Many athletes enter the gym with the goal of getting faster. As strength and conditioning coaches, how can we make sure that happens? There are two variables that we can manipulate to help an athlete get faster. Speed is a simple function of the distance an individual covers with each step (stride length) and how quickly those steps happen (stride frequency) (1). If you improve either variable, your speed will increase. Stride length is often increased through developing power through the legs.
Power development is a common theme in strength and conditioning. But what even is power? In simple terms, power is the ability to generate large amounts of force in a short period of time.
Imagine punching a punching bag in slow motion. Even if you intend to hit the bag as hard as you can, it won’t be a very hard hit. Now, imagine punching a punching bag with full speed and full strength. You will hit the bag far harder than the first hit. This is just like sprinting! The harder and more quickly you press the ground away, the farther you will go with each step.
As strength and conditioning coaches, we love talking about power development because it has so many implications for sport.

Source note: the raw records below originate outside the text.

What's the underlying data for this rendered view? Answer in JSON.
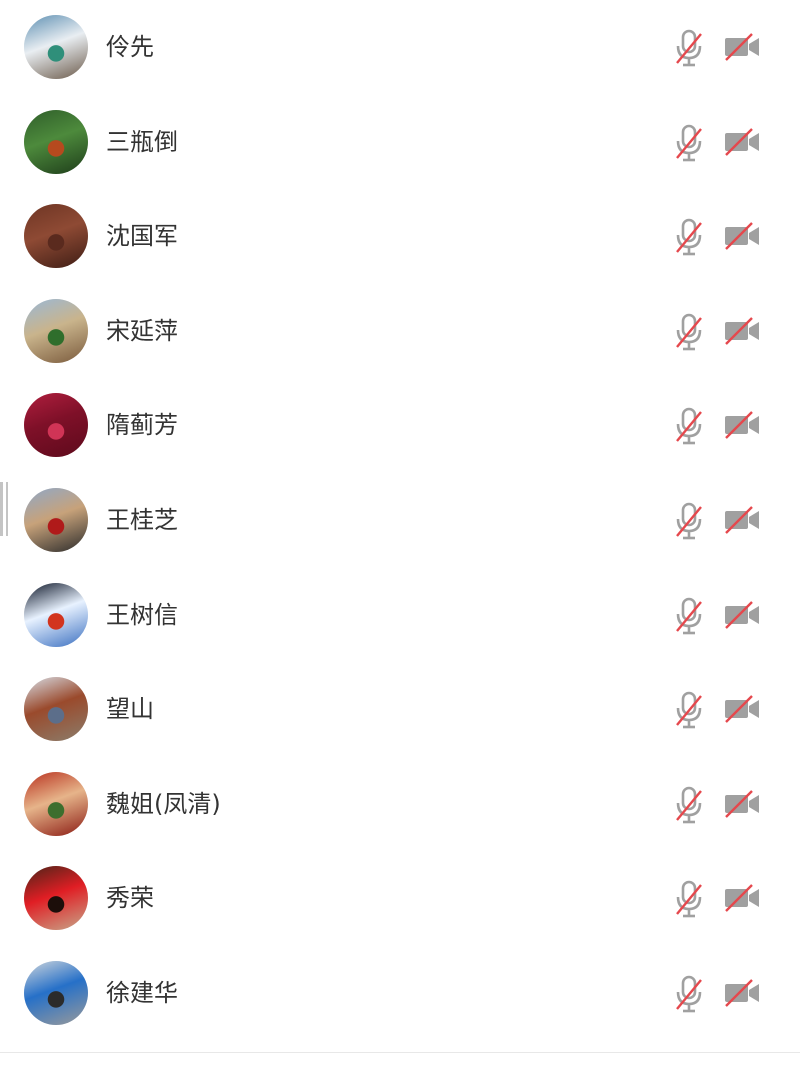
{
  "participants": [
    {
      "name": "伶先",
      "avatar": {
        "colors": [
          "#5d8fb2",
          "#e9eef2",
          "#2f8f7a",
          "#6b5a4a"
        ]
      },
      "mic_icon": "mic-muted-icon",
      "camera_icon": "camera-off-icon"
    },
    {
      "name": "三瓶倒",
      "avatar": {
        "colors": [
          "#2f5e2a",
          "#4d8a3c",
          "#b64a1e",
          "#1e3d1a"
        ]
      },
      "mic_icon": "mic-muted-icon",
      "camera_icon": "camera-off-icon"
    },
    {
      "name": "沈国军",
      "avatar": {
        "colors": [
          "#6e3524",
          "#8e4a34",
          "#5a2a1e",
          "#3e1d15"
        ]
      },
      "mic_icon": "mic-muted-icon",
      "camera_icon": "camera-off-icon"
    },
    {
      "name": "宋延萍",
      "avatar": {
        "colors": [
          "#9ab8d6",
          "#c9b48c",
          "#2f6e2c",
          "#7a5a3c"
        ]
      },
      "mic_icon": "mic-muted-icon",
      "camera_icon": "camera-off-icon"
    },
    {
      "name": "隋蓟芳",
      "avatar": {
        "colors": [
          "#b01e3e",
          "#7e1028",
          "#d03456",
          "#5e0a1c"
        ]
      },
      "mic_icon": "mic-muted-icon",
      "camera_icon": "camera-off-icon"
    },
    {
      "name": "王桂芝",
      "avatar": {
        "colors": [
          "#8fa8c8",
          "#c7a27a",
          "#b01a1a",
          "#2b2b2b"
        ]
      },
      "mic_icon": "mic-muted-icon",
      "camera_icon": "camera-off-icon"
    },
    {
      "name": "王树信",
      "avatar": {
        "colors": [
          "#0b1426",
          "#e8f2ff",
          "#d2341e",
          "#3a6fc0"
        ]
      },
      "mic_icon": "mic-muted-icon",
      "camera_icon": "camera-off-icon"
    },
    {
      "name": "望山",
      "avatar": {
        "colors": [
          "#d8dee6",
          "#9a4a2c",
          "#5c6e8a",
          "#8b7d6b"
        ]
      },
      "mic_icon": "mic-muted-icon",
      "camera_icon": "camera-off-icon"
    },
    {
      "name": "魏姐(凤清)",
      "avatar": {
        "colors": [
          "#b8301e",
          "#e6b48a",
          "#3d6e2e",
          "#8a1a12"
        ]
      },
      "mic_icon": "mic-muted-icon",
      "camera_icon": "camera-off-icon"
    },
    {
      "name": "秀荣",
      "avatar": {
        "colors": [
          "#4a2418",
          "#e01e24",
          "#1c0e0a",
          "#c7a78a"
        ]
      },
      "mic_icon": "mic-muted-icon",
      "camera_icon": "camera-off-icon"
    },
    {
      "name": "徐建华",
      "avatar": {
        "colors": [
          "#cfd6dc",
          "#2670c8",
          "#2b2b2b",
          "#9a9a9a"
        ]
      },
      "mic_icon": "mic-muted-icon",
      "camera_icon": "camera-off-icon"
    }
  ],
  "icon_colors": {
    "device": "#a0a0a0",
    "slash": "#e5484d"
  }
}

While it allows athletes to run faster, it also allows them to jump higher, throw farther, and change direction more quickly. Check out this past blog with exercises to help athletes improve their power.
While stride length (and power) is the most commonly manipulated variable in improving speed, there is another variable in the equation that we often ignore: stride frequency. While pushing power into the ground allows an athlete to “rebound” into their next step more quickly, as strength and conditioning coaches, we have other ways to improve stride frequency. Below are some exercises we use to improve stride frequency, and therefore speed in athletes.

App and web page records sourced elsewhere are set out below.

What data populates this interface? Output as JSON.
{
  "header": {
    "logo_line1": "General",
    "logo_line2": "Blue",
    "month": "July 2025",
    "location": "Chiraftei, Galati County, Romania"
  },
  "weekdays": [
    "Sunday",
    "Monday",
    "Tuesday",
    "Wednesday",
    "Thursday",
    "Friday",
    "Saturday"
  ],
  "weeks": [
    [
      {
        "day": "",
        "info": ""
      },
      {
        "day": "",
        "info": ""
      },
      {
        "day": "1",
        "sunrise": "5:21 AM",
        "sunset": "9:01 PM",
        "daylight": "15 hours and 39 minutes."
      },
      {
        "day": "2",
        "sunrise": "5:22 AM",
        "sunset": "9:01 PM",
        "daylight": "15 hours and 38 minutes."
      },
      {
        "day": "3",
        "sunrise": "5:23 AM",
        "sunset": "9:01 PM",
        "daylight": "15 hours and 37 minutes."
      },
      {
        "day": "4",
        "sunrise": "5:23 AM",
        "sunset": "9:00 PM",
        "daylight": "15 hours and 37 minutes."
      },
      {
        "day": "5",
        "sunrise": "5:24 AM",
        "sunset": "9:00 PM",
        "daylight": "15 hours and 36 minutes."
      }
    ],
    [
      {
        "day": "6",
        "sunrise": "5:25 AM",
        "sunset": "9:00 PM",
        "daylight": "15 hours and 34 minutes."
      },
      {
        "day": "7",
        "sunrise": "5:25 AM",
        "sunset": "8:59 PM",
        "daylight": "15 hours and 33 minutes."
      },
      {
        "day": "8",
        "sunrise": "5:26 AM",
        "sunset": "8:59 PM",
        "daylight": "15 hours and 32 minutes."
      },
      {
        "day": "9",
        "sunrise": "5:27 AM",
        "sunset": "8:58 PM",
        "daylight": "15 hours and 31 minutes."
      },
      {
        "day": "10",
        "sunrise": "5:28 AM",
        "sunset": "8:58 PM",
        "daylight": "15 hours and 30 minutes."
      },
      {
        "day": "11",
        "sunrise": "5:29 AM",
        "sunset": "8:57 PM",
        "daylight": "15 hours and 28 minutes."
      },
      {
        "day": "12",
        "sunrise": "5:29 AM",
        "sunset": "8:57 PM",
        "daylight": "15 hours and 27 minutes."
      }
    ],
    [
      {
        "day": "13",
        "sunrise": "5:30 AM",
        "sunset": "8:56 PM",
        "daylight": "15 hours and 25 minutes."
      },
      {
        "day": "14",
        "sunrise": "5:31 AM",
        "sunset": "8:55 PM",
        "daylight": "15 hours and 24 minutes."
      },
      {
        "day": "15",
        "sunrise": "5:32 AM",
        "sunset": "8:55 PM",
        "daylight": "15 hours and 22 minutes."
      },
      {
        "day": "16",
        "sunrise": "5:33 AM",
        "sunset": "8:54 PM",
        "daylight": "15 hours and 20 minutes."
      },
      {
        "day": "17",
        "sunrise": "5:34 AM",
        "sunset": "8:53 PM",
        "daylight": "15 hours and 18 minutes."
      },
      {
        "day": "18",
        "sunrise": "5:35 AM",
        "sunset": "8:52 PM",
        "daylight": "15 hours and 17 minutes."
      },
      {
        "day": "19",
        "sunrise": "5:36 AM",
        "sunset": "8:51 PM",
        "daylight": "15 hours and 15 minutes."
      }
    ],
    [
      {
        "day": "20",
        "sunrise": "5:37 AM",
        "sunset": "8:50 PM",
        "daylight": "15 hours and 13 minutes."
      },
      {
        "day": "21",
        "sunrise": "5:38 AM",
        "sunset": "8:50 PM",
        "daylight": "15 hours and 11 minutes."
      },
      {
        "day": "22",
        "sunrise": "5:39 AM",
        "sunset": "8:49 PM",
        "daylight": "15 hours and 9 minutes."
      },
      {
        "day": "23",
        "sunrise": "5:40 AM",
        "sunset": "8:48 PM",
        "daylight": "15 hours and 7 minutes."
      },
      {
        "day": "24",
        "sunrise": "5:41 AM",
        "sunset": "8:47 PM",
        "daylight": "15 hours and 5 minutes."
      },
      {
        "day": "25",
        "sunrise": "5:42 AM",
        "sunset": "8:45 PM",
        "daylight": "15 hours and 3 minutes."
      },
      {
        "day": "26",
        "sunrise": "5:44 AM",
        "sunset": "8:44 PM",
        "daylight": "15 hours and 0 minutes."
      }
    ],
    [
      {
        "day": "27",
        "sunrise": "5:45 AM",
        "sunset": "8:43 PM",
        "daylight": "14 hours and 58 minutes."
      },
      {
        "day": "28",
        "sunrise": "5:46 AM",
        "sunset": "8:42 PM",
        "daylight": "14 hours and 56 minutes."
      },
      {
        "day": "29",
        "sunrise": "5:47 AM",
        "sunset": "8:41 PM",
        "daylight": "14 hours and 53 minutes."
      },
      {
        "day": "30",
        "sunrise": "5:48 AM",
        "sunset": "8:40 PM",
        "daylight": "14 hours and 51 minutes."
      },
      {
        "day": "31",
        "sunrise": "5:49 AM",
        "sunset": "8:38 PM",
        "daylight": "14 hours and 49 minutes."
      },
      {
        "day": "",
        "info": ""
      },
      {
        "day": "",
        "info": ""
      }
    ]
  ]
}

KB Hip Flexor Isometric Hold
The hip flexors are responsible for the knee drive that occurs in sprinting. As the sequence goes, the quicker the knee can get up, the quicker the knee can drive into the ground for another stride. This exercise emphasizes strength in the hip flexors. Since power is basically strength with speed, an athlete needs a base level of strength before applying more speed and power to their movements.
Position yourself next to a wall, rack, or other stable surface. Stand on one leg with a kettlebell handle looped over the toes of your other foot. Bend the knee and flex the hip to bring yourself into a single leg stance with one knee at hip height. Begin by holding this position for 10 seconds each side, then progress to 20 seconds as you get stronger.
Hip Flexor Resistance Band Drives
After a base level of strength has been developed in the hip flexors, we begin to train them in a more powerful movement pattern. While this drill requires a similar body position, it emphasizes the quickness and explosiveness of the knee drive in a repeated fashion, which closely replicates the sprinting pattern.
Anchor a resistance band behind you and loop one ankle through the band. Drive this knee up to hip height and then back to the ground using quick and precise movements. The arms should be pumping in an “opposite-arm-opposite-leg” fashion, as if you were actually sprinting. Repeat this 10 times before repeating on the other side. As you get stronger, progress to 20 times on each leg.
Now that we’ve established strength and power in the muscles responsible for quick leg cycling, we need to practice cycling the legs more quickly. Ankling is a great drill to improve ground contact time and develop the mind-muscle connection to get through the entire sprint cycle quicker.
Begin in a tall stance with the torso stacked directly over the hips, knee, and ankles. Instead of sprinting with the usual leg cycle of driving the knees high, emphasize making the smallest, quickest cycles with your feet. Your feet should only lift to mid-shin height at the top of their cycle before exploding back into the ground. The emphasis should be on quick and powerful touches into the ground, while also moving the arms in an “opposite-arm-opposite-leg” pattern.
As with most types of training, speed development is not a “one size fits all” approach. Every athlete has a different base and needs a personalized program to take them from where they are to where they want to be. If you want to improve your speed, give us a call at (401) 467-6701 or send us an email at email@example.com.
- Haff, Greg,, and N. Travis Triplett. Essentials of Strength Training and Conditioning. Fourth edition. Champaign, IL: Human Kinetics, 2016. Print.
Katie Usher is a new addition to the strength and conditioning team at Olympia Fitness and Performance. She recently graduated from the University of Rhode Island with degrees in Kinesiology and Psychology. While interning at Olympia, she found a love for helping athletes and general fitness clients push themselves to new levels in the gym, on the field, and in life. She is excited to continue setting clients on a path that allows them reach their goals.